Again, amazing is the fact that this psalm, so focused at the outset on very human self-loathing and the need for repentance, turns now at the end to utter and complete praise of our God--the God of our salvation--who desires from us not the burnt flesh of animals upon the altar of the law...not the juridical understanding of salvation as the price paid to balance the scales---but the healing that comes from true repentance, the broken and contrite heart that truly desires that communion with God restored. That is what God desires from us, his fallen creatures; and praised and glorified forever is Jesus, the Christ, the Lamb of God who takest away the sin of the world!

Do good to Zion in thy good pleasure;
Rebuild the walls of Jerusalem,
then wilt thou delight in right sacrifices,
in burnt offerings and whole burnt offerings;
then bulls will be offered on thy altar.

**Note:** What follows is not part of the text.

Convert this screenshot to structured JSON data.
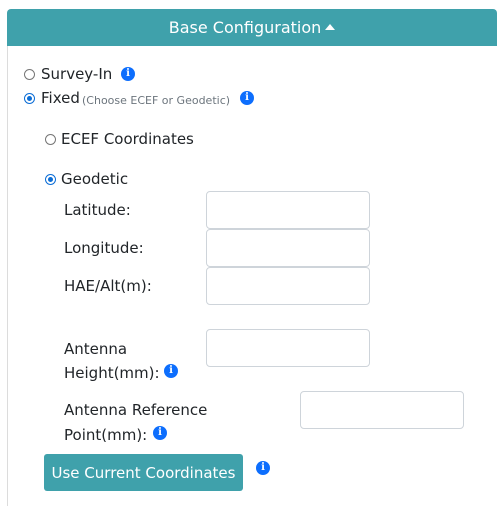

The pslam ends in recognition of the need for community. "Do good to Zion in thy good pleasure" means that the community of the faithful, the old Isreal of history (and the spiritual Isreal of the New Covenant--the Church), is necessary for the right and proper relationship to God. It is through the good pleasure of God that he has brought us to him through his Church, and in it we are meant to come to the rebuilding of the Kingdom--not from stone and mortar, but through the eternal love and mercy of Christ, the stone the builders rejected that has become the head of the corner. Then and only then can we understand the sacrificial nature of our repentance; only then will be be able to offer the right sacrifices unto God, because then we will be doing it not out of blind, strict obedience to a law that demands restiution y for sin x, but offering our sacrifices out of a willing heart, a willingness to praise God as fully as we can--not merely in words, but in deeds as well.

Pax vobiscum.


Karenee said...

Wow, thank you for your insights. I love that Psalm, but have never thought through it in such detail before.

Forgive any wierd spelling mistakes and stuff, I can see only half of the comment box. It's something I'll have to ask blogger about. (I hope I'm seeing the whole verification word.)

The Hermit said...

Nothing to forgive, my friend!

This is (obviously) one of my favorite Psalms. I thought it would be good to explicate a bit about why that is...and, of course, to set the tone for the new blog.

It's also nicely named after my patron saint, the Holy and Right-believing Saint Justinian, Emperor of the Romans.